downstream QoS isn't as big a problem as the upstream link because the upstream
links are so much slower.

I don't think we would disagree on any of this. The interesting part is what
should happen beyond my local DSL loop because that part of the network is
shared with other users. Assuming that it is not yet economically feasible to
over provision the shared network as we'd all like (and I don't know that it
still isn't), I think a reasonably fair QoS mechanism could be implemented.

First of all, the carrier should implement a "scavenger" class of service with a
priority lower than default. Users are allowed to present as much traffic in
this class as they want without penalty or monthly limit. Furthermore, there
should be no artificial limits on speed; a link should never be allowed to go
idle as long as there is traffic to send, including scavenger traffic.

Second, the carrier should divide up the available capacity C among the N active
users, defined as those who have sent traffic in say, the last 30 seconds, and
guarantee C/N to each user's default priority traffic. Traffic from any one user
in excess of that amount is downgraded to scavenger traffic, possibly affecting
VoIP so the user has an incentive to mark his traffic accurately.

Basically, each user is guaranteed a fair share of capacity and when one user
doesn't use his capacity, everybody else gets to fight over it.

If a user wants a guaranteed rate higher than C/N, he should have the option of
paying for it.  But there should be no caps on individual data rates or monthly
limits on total traffic even for the cheapest grade of service. Rates should be
based only on busy-time guarantees.

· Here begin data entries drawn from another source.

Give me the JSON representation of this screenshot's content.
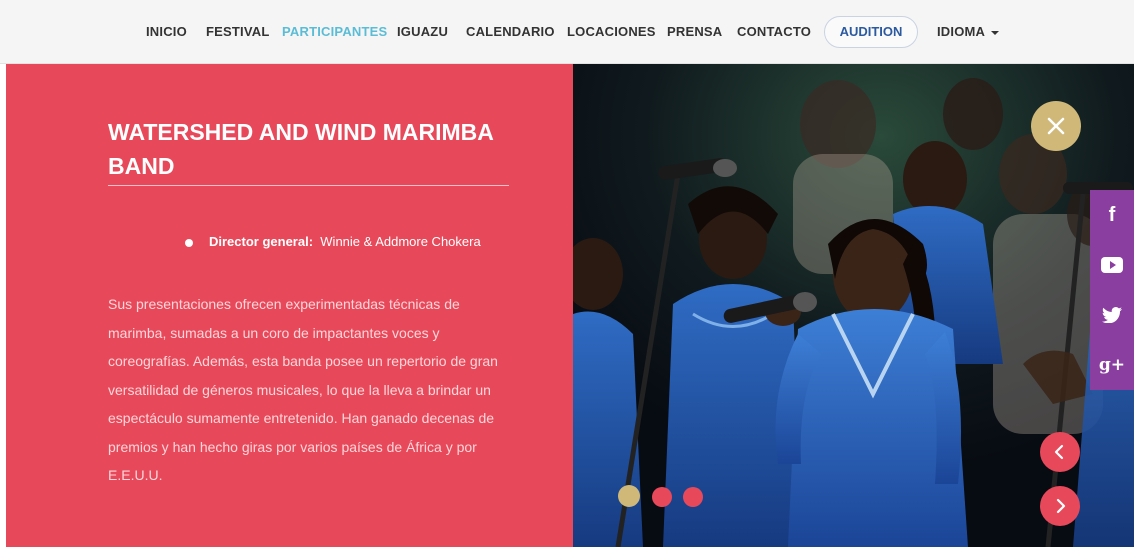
{
  "nav": {
    "items": [
      {
        "label": "INICIO"
      },
      {
        "label": "FESTIVAL"
      },
      {
        "label": "PARTICIPANTES",
        "active": true
      },
      {
        "label": "IGUAZU"
      },
      {
        "label": "CALENDARIO"
      },
      {
        "label": "LOCACIONES"
      },
      {
        "label": "PRENSA"
      },
      {
        "label": "CONTACTO"
      }
    ],
    "audition_label": "AUDITION",
    "language_label": "IDIOMA"
  },
  "participant": {
    "title": "WATERSHED AND WIND MARIMBA BAND",
    "director_label": "Director general:",
    "director_value": "Winnie & Addmore Chokera",
    "description": "Sus presentaciones ofrecen experimentadas técnicas de marimba, sumadas a un coro de impactantes voces y coreografías. Además, esta banda posee un repertorio de gran versatilidad de géneros musicales, lo que la lleva a brindar un espectáculo sumamente entretenido. Han ganado decenas de premios y han hecho giras por varios países de África y por E.E.U.U."
  },
  "social": [
    {
      "icon": "facebook-icon",
      "glyph": "f"
    },
    {
      "icon": "youtube-icon",
      "glyph": "▶"
    },
    {
      "icon": "twitter-icon",
      "glyph": "t"
    },
    {
      "icon": "google-plus-icon",
      "glyph": "g+"
    }
  ],
  "carousel": {
    "slide_count": 3,
    "active_index": 0
  },
  "colors": {
    "panel": "#e8495a",
    "nav_active": "#5bbcd6",
    "audition_text": "#2c5aa0",
    "close_button": "#cfb878",
    "social_bar": "#8a3fa0",
    "dot_active": "#cfb878",
    "dot_inactive": "#e8495a"
  }
}
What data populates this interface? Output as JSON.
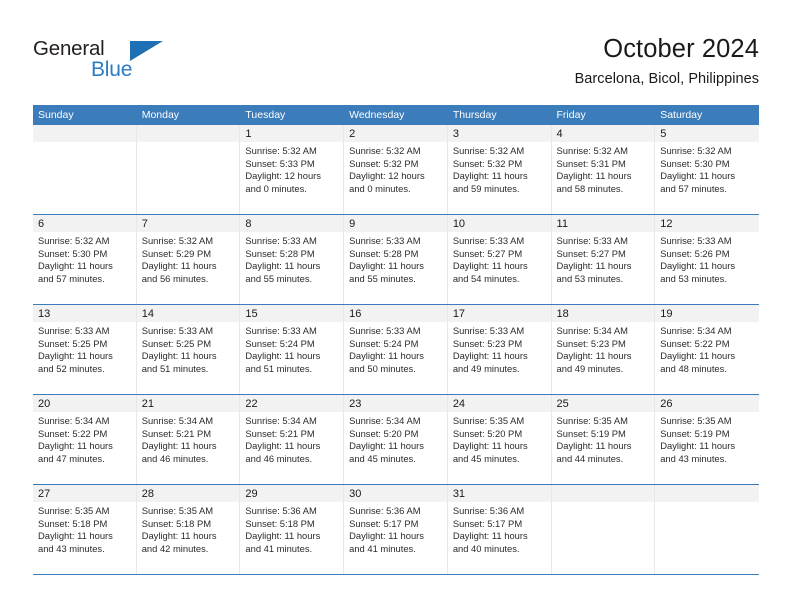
{
  "brand": {
    "name_top": "General",
    "name_bottom": "Blue",
    "triangle_color": "#1f6fb5",
    "text_color": "#231f20",
    "blue_color": "#2b7cc3"
  },
  "header": {
    "title": "October 2024",
    "subtitle": "Barcelona, Bicol, Philippines"
  },
  "theme": {
    "header_band": "#3b7cba",
    "day_strip": "#f2f2f2",
    "row_divider": "#3b7cba"
  },
  "weekdays": [
    "Sunday",
    "Monday",
    "Tuesday",
    "Wednesday",
    "Thursday",
    "Friday",
    "Saturday"
  ],
  "weeks": [
    [
      {
        "day": "",
        "sunrise": "",
        "sunset": "",
        "daylight1": "",
        "daylight2": ""
      },
      {
        "day": "",
        "sunrise": "",
        "sunset": "",
        "daylight1": "",
        "daylight2": ""
      },
      {
        "day": "1",
        "sunrise": "Sunrise: 5:32 AM",
        "sunset": "Sunset: 5:33 PM",
        "daylight1": "Daylight: 12 hours",
        "daylight2": "and 0 minutes."
      },
      {
        "day": "2",
        "sunrise": "Sunrise: 5:32 AM",
        "sunset": "Sunset: 5:32 PM",
        "daylight1": "Daylight: 12 hours",
        "daylight2": "and 0 minutes."
      },
      {
        "day": "3",
        "sunrise": "Sunrise: 5:32 AM",
        "sunset": "Sunset: 5:32 PM",
        "daylight1": "Daylight: 11 hours",
        "daylight2": "and 59 minutes."
      },
      {
        "day": "4",
        "sunrise": "Sunrise: 5:32 AM",
        "sunset": "Sunset: 5:31 PM",
        "daylight1": "Daylight: 11 hours",
        "daylight2": "and 58 minutes."
      },
      {
        "day": "5",
        "sunrise": "Sunrise: 5:32 AM",
        "sunset": "Sunset: 5:30 PM",
        "daylight1": "Daylight: 11 hours",
        "daylight2": "and 57 minutes."
      }
    ],
    [
      {
        "day": "6",
        "sunrise": "Sunrise: 5:32 AM",
        "sunset": "Sunset: 5:30 PM",
        "daylight1": "Daylight: 11 hours",
        "daylight2": "and 57 minutes."
      },
      {
        "day": "7",
        "sunrise": "Sunrise: 5:32 AM",
        "sunset": "Sunset: 5:29 PM",
        "daylight1": "Daylight: 11 hours",
        "daylight2": "and 56 minutes."
      },
      {
        "day": "8",
        "sunrise": "Sunrise: 5:33 AM",
        "sunset": "Sunset: 5:28 PM",
        "daylight1": "Daylight: 11 hours",
        "daylight2": "and 55 minutes."
      },
      {
        "day": "9",
        "sunrise": "Sunrise: 5:33 AM",
        "sunset": "Sunset: 5:28 PM",
        "daylight1": "Daylight: 11 hours",
        "daylight2": "and 55 minutes."
      },
      {
        "day": "10",
        "sunrise": "Sunrise: 5:33 AM",
        "sunset": "Sunset: 5:27 PM",
        "daylight1": "Daylight: 11 hours",
        "daylight2": "and 54 minutes."
      },
      {
        "day": "11",
        "sunrise": "Sunrise: 5:33 AM",
        "sunset": "Sunset: 5:27 PM",
        "daylight1": "Daylight: 11 hours",
        "daylight2": "and 53 minutes."
      },
      {
        "day": "12",
        "sunrise": "Sunrise: 5:33 AM",
        "sunset": "Sunset: 5:26 PM",
        "daylight1": "Daylight: 11 hours",
        "daylight2": "and 53 minutes."
      }
    ],
    [
      {
        "day": "13",
        "sunrise": "Sunrise: 5:33 AM",
        "sunset": "Sunset: 5:25 PM",
        "daylight1": "Daylight: 11 hours",
        "daylight2": "and 52 minutes."
      },
      {
        "day": "14",
        "sunrise": "Sunrise: 5:33 AM",
        "sunset": "Sunset: 5:25 PM",
        "daylight1": "Daylight: 11 hours",
        "daylight2": "and 51 minutes."
      },
      {
        "day": "15",
        "sunrise": "Sunrise: 5:33 AM",
        "sunset": "Sunset: 5:24 PM",
        "daylight1": "Daylight: 11 hours",
        "daylight2": "and 51 minutes."
      },
      {
        "day": "16",
        "sunrise": "Sunrise: 5:33 AM",
        "sunset": "Sunset: 5:24 PM",
        "daylight1": "Daylight: 11 hours",
        "daylight2": "and 50 minutes."
      },
      {
        "day": "17",
        "sunrise": "Sunrise: 5:33 AM",
        "sunset": "Sunset: 5:23 PM",
        "daylight1": "Daylight: 11 hours",
        "daylight2": "and 49 minutes."
      },
      {
        "day": "18",
        "sunrise": "Sunrise: 5:34 AM",
        "sunset": "Sunset: 5:23 PM",
        "daylight1": "Daylight: 11 hours",
        "daylight2": "and 49 minutes."
      },
      {
        "day": "19",
        "sunrise": "Sunrise: 5:34 AM",
        "sunset": "Sunset: 5:22 PM",
        "daylight1": "Daylight: 11 hours",
        "daylight2": "and 48 minutes."
      }
    ],
    [
      {
        "day": "20",
        "sunrise": "Sunrise: 5:34 AM",
        "sunset": "Sunset: 5:22 PM",
        "daylight1": "Daylight: 11 hours",
        "daylight2": "and 47 minutes."
      },
      {
        "day": "21",
        "sunrise": "Sunrise: 5:34 AM",
        "sunset": "Sunset: 5:21 PM",
        "daylight1": "Daylight: 11 hours",
        "daylight2": "and 46 minutes."
      },
      {
        "day": "22",
        "sunrise": "Sunrise: 5:34 AM",
        "sunset": "Sunset: 5:21 PM",
        "daylight1": "Daylight: 11 hours",
        "daylight2": "and 46 minutes."
      },
      {
        "day": "23",
        "sunrise": "Sunrise: 5:34 AM",
        "sunset": "Sunset: 5:20 PM",
        "daylight1": "Daylight: 11 hours",
        "daylight2": "and 45 minutes."
      },
      {
        "day": "24",
        "sunrise": "Sunrise: 5:35 AM",
        "sunset": "Sunset: 5:20 PM",
        "daylight1": "Daylight: 11 hours",
        "daylight2": "and 45 minutes."
      },
      {
        "day": "25",
        "sunrise": "Sunrise: 5:35 AM",
        "sunset": "Sunset: 5:19 PM",
        "daylight1": "Daylight: 11 hours",
        "daylight2": "and 44 minutes."
      },
      {
        "day": "26",
        "sunrise": "Sunrise: 5:35 AM",
        "sunset": "Sunset: 5:19 PM",
        "daylight1": "Daylight: 11 hours",
        "daylight2": "and 43 minutes."
      }
    ],
    [
      {
        "day": "27",
        "sunrise": "Sunrise: 5:35 AM",
        "sunset": "Sunset: 5:18 PM",
        "daylight1": "Daylight: 11 hours",
        "daylight2": "and 43 minutes."
      },
      {
        "day": "28",
        "sunrise": "Sunrise: 5:35 AM",
        "sunset": "Sunset: 5:18 PM",
        "daylight1": "Daylight: 11 hours",
        "daylight2": "and 42 minutes."
      },
      {
        "day": "29",
        "sunrise": "Sunrise: 5:36 AM",
        "sunset": "Sunset: 5:18 PM",
        "daylight1": "Daylight: 11 hours",
        "daylight2": "and 41 minutes."
      },
      {
        "day": "30",
        "sunrise": "Sunrise: 5:36 AM",
        "sunset": "Sunset: 5:17 PM",
        "daylight1": "Daylight: 11 hours",
        "daylight2": "and 41 minutes."
      },
      {
        "day": "31",
        "sunrise": "Sunrise: 5:36 AM",
        "sunset": "Sunset: 5:17 PM",
        "daylight1": "Daylight: 11 hours",
        "daylight2": "and 40 minutes."
      },
      {
        "day": "",
        "sunrise": "",
        "sunset": "",
        "daylight1": "",
        "daylight2": ""
      },
      {
        "day": "",
        "sunrise": "",
        "sunset": "",
        "daylight1": "",
        "daylight2": ""
      }
    ]
  ]
}
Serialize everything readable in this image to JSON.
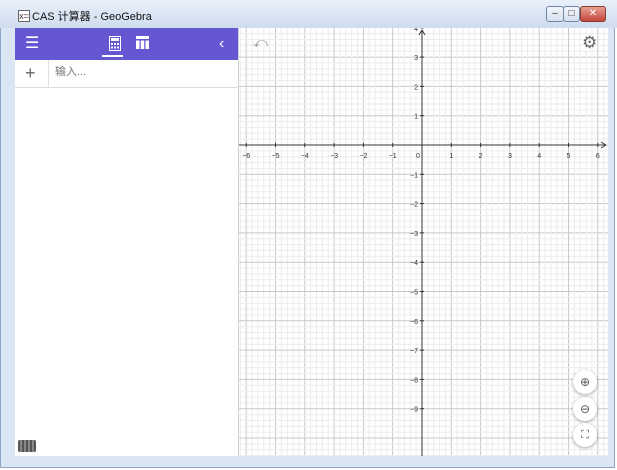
{
  "window": {
    "title": "CAS 计算器 - GeoGebra",
    "app_icon": "x=",
    "min_glyph": "–",
    "max_glyph": "□",
    "close_glyph": "✕"
  },
  "toolbar": {
    "menu_icon": "menu-icon",
    "calculator_icon": "calculator-icon",
    "table_icon": "table-icon",
    "collapse_icon": "chevron-left-icon",
    "accent_color": "#6557d2"
  },
  "algebra": {
    "add_glyph": "+",
    "input_placeholder": "输入..."
  },
  "graphics": {
    "x_ticks": [
      "−6",
      "−5",
      "−4",
      "−3",
      "−2",
      "−1",
      "0",
      "1",
      "2",
      "3",
      "4",
      "5",
      "6"
    ],
    "y_ticks_pos": [
      "4",
      "3",
      "2",
      "1"
    ],
    "y_ticks_neg": [
      "−1",
      "−2",
      "−3",
      "−4",
      "−5",
      "−6",
      "−7",
      "−8",
      "−9"
    ]
  }
}
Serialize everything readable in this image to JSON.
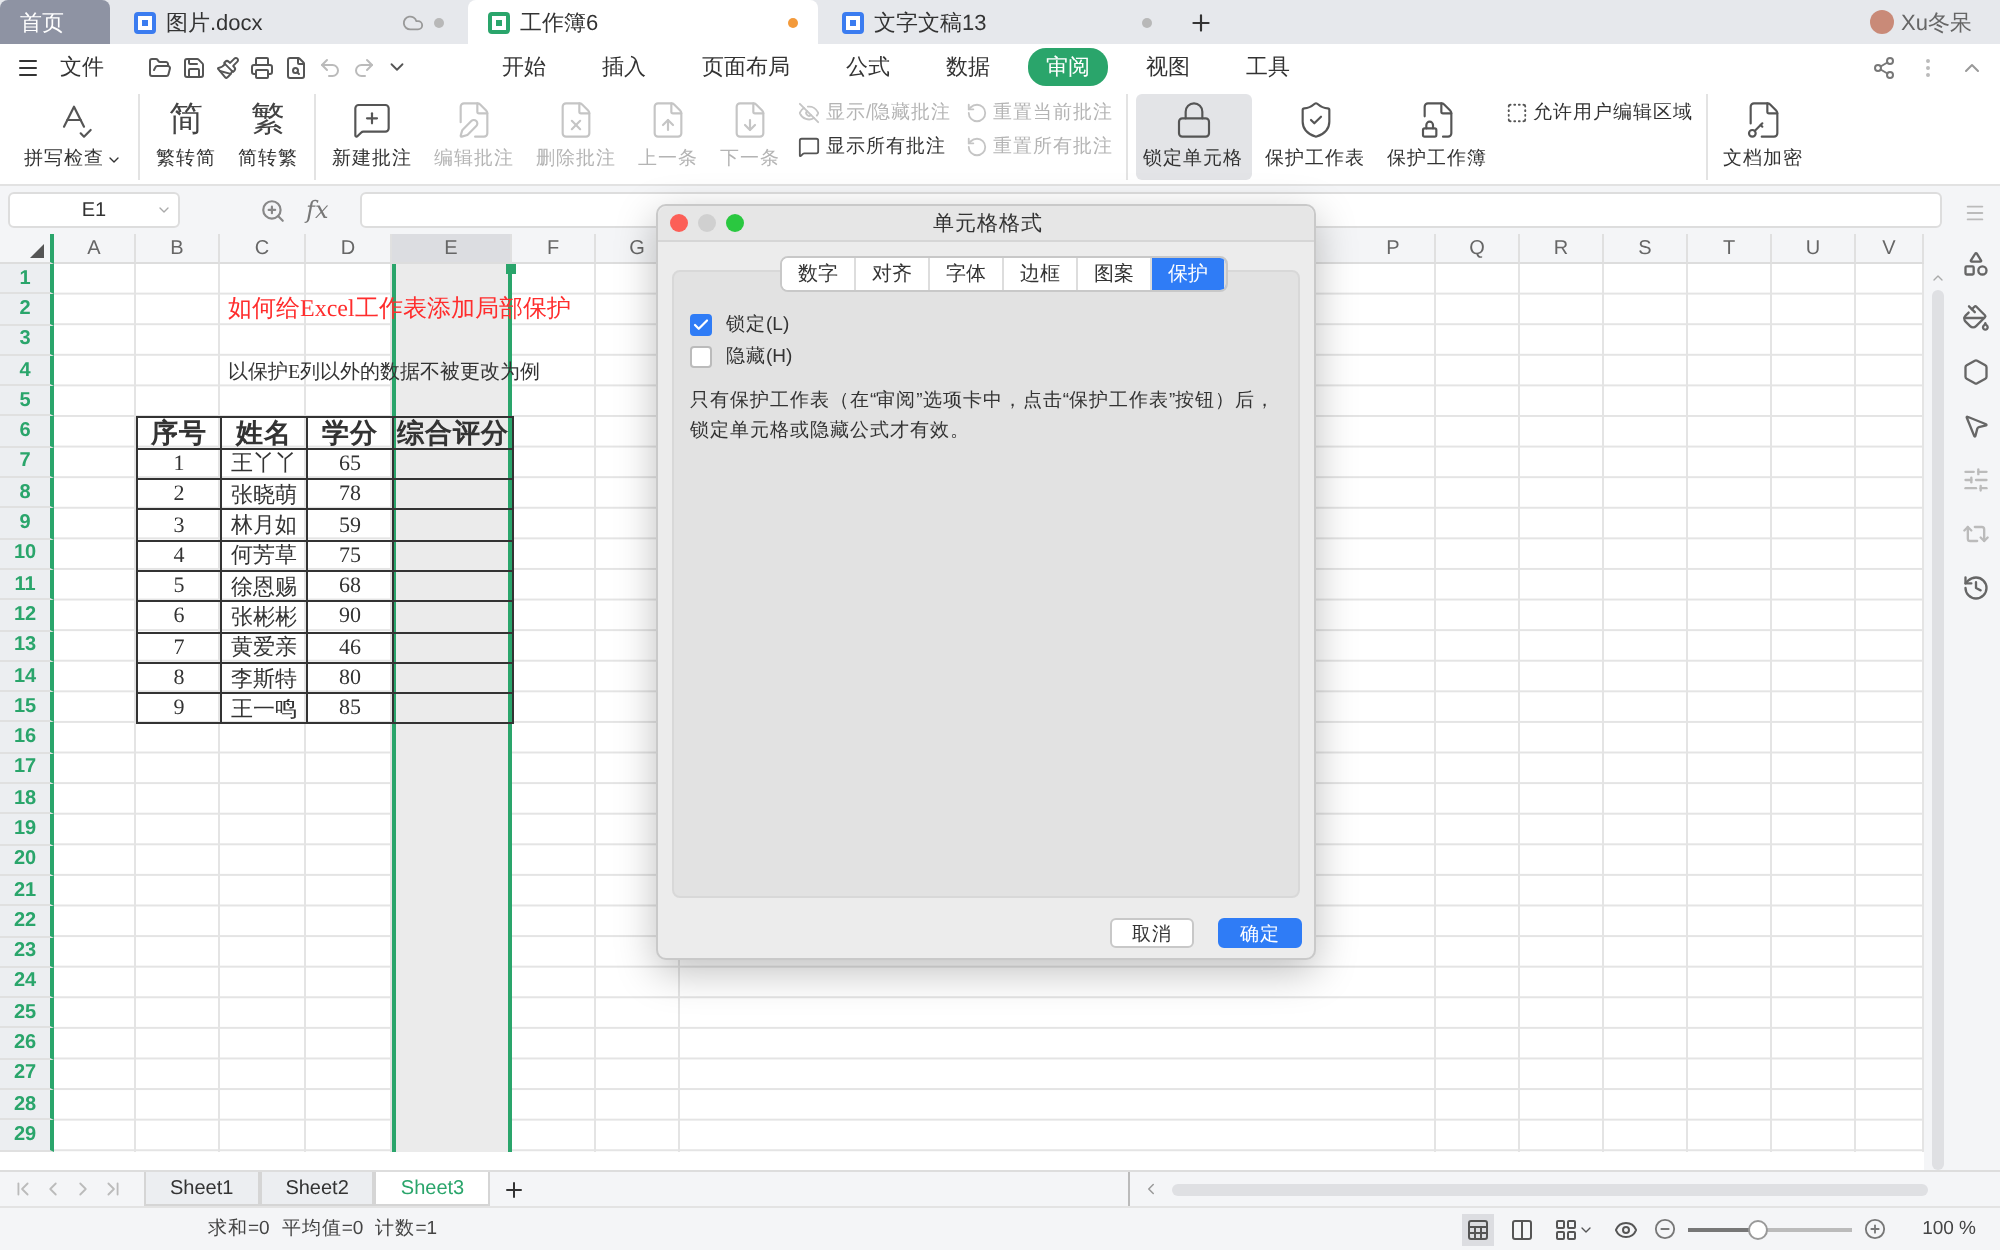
{
  "tabs": [
    {
      "label": "首页",
      "kind": "home",
      "selected": false
    },
    {
      "label": "图片.docx",
      "kind": "doc",
      "selected": false,
      "cloud": true,
      "modified": false
    },
    {
      "label": "工作簿6",
      "kind": "sheet",
      "selected": true,
      "cloud": false,
      "modified": true
    },
    {
      "label": "文字文稿13",
      "kind": "doc",
      "selected": false,
      "cloud": false,
      "modified": false
    }
  ],
  "user": {
    "name": "Xu冬呆"
  },
  "menu": {
    "file": "文件",
    "items": [
      {
        "label": "开始",
        "selected": false
      },
      {
        "label": "插入",
        "selected": false
      },
      {
        "label": "页面布局",
        "selected": false
      },
      {
        "label": "公式",
        "selected": false
      },
      {
        "label": "数据",
        "selected": false
      },
      {
        "label": "审阅",
        "selected": true
      },
      {
        "label": "视图",
        "selected": false
      },
      {
        "label": "工具",
        "selected": false
      }
    ]
  },
  "ribbon": {
    "groups": [
      {
        "items": [
          {
            "kind": "large",
            "label": "拼写检查",
            "dropdown": true,
            "disabled": false,
            "selected": false
          }
        ]
      },
      {
        "items": [
          {
            "kind": "glyph",
            "glyph": "简",
            "label": "繁转简",
            "disabled": false,
            "selected": false
          },
          {
            "kind": "glyph",
            "glyph": "繁",
            "label": "简转繁",
            "disabled": false,
            "selected": false
          }
        ]
      },
      {
        "items": [
          {
            "kind": "large",
            "label": "新建批注",
            "disabled": false,
            "selected": false
          },
          {
            "kind": "large",
            "label": "编辑批注",
            "disabled": true,
            "selected": false
          },
          {
            "kind": "large",
            "label": "删除批注",
            "disabled": true,
            "selected": false
          },
          {
            "kind": "large",
            "label": "上一条",
            "disabled": true,
            "selected": false
          },
          {
            "kind": "large",
            "label": "下一条",
            "disabled": true,
            "selected": false
          },
          {
            "kind": "stack",
            "items": [
              {
                "label": "显示/隐藏批注",
                "disabled": true
              },
              {
                "label": "显示所有批注",
                "disabled": false
              }
            ]
          },
          {
            "kind": "stack",
            "items": [
              {
                "label": "重置当前批注",
                "disabled": true
              },
              {
                "label": "重置所有批注",
                "disabled": true
              }
            ]
          }
        ]
      },
      {
        "items": [
          {
            "kind": "large",
            "label": "锁定单元格",
            "disabled": false,
            "selected": true
          },
          {
            "kind": "large",
            "label": "保护工作表",
            "disabled": false,
            "selected": false
          },
          {
            "kind": "large",
            "label": "保护工作簿",
            "disabled": false,
            "selected": false
          },
          {
            "kind": "stack",
            "items": [
              {
                "label": "允许用户编辑区域",
                "disabled": false
              }
            ]
          }
        ]
      },
      {
        "items": [
          {
            "kind": "large",
            "label": "文档加密",
            "disabled": false,
            "selected": false
          }
        ]
      }
    ]
  },
  "formula_bar": {
    "cell": "E1",
    "fx": "fx"
  },
  "sheet": {
    "columns_left": [
      {
        "label": "A",
        "selected": false
      },
      {
        "label": "B",
        "selected": false
      },
      {
        "label": "C",
        "selected": false
      },
      {
        "label": "D",
        "selected": false
      },
      {
        "label": "E",
        "selected": true
      },
      {
        "label": "F",
        "selected": false
      },
      {
        "label": "G",
        "selected": false
      }
    ],
    "columns_right": [
      {
        "label": "P",
        "selected": false
      },
      {
        "label": "Q",
        "selected": false
      },
      {
        "label": "R",
        "selected": false
      },
      {
        "label": "S",
        "selected": false
      },
      {
        "label": "T",
        "selected": false
      },
      {
        "label": "U",
        "selected": false
      },
      {
        "label": "V",
        "selected": false
      }
    ],
    "rows": [
      "1",
      "2",
      "3",
      "4",
      "5",
      "6",
      "7",
      "8",
      "9",
      "10",
      "11",
      "12",
      "13",
      "14",
      "15",
      "16",
      "17",
      "18",
      "19",
      "20",
      "21",
      "22",
      "23",
      "24",
      "25",
      "26",
      "27",
      "28",
      "29"
    ],
    "title": "如何给Excel工作表添加局部保护",
    "note": "以保护E列以外的数据不被更改为例",
    "table": {
      "header": [
        "序号",
        "姓名",
        "学分",
        "综合评分"
      ],
      "rows": [
        [
          "1",
          "王丫丫",
          "65"
        ],
        [
          "2",
          "张晓萌",
          "78"
        ],
        [
          "3",
          "林月如",
          "59"
        ],
        [
          "4",
          "何芳草",
          "75"
        ],
        [
          "5",
          "徐恩赐",
          "68"
        ],
        [
          "6",
          "张彬彬",
          "90"
        ],
        [
          "7",
          "黄爱亲",
          "46"
        ],
        [
          "8",
          "李斯特",
          "80"
        ],
        [
          "9",
          "王一鸣",
          "85"
        ]
      ]
    }
  },
  "sheet_tabs": [
    {
      "label": "Sheet1",
      "selected": false
    },
    {
      "label": "Sheet2",
      "selected": false
    },
    {
      "label": "Sheet3",
      "selected": true
    }
  ],
  "status": {
    "stats": [
      "求和=0",
      "平均值=0",
      "计数=1"
    ],
    "zoom": {
      "level": 0.42,
      "reading": "100 %"
    }
  },
  "dialog": {
    "title": "单元格格式",
    "tabs": [
      {
        "label": "数字",
        "selected": false
      },
      {
        "label": "对齐",
        "selected": false
      },
      {
        "label": "字体",
        "selected": false
      },
      {
        "label": "边框",
        "selected": false
      },
      {
        "label": "图案",
        "selected": false
      },
      {
        "label": "保护",
        "selected": true
      }
    ],
    "options": [
      {
        "label": "锁定(L)",
        "checked": true
      },
      {
        "label": "隐藏(H)",
        "checked": false
      }
    ],
    "text": "只有保护工作表（在“审阅”选项卡中，点击“保护工作表”按钮）后，锁定单元格或隐藏公式才有效。",
    "buttons": [
      {
        "label": "取消",
        "default": false
      },
      {
        "label": "确定",
        "default": true
      }
    ]
  }
}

I think this approach is a much better fit to how a statistically multiplexed
packet network actually behaves. Each user gets a guarantee that they do not now
have, yet good incentives are in place to encourage users to do the right thing.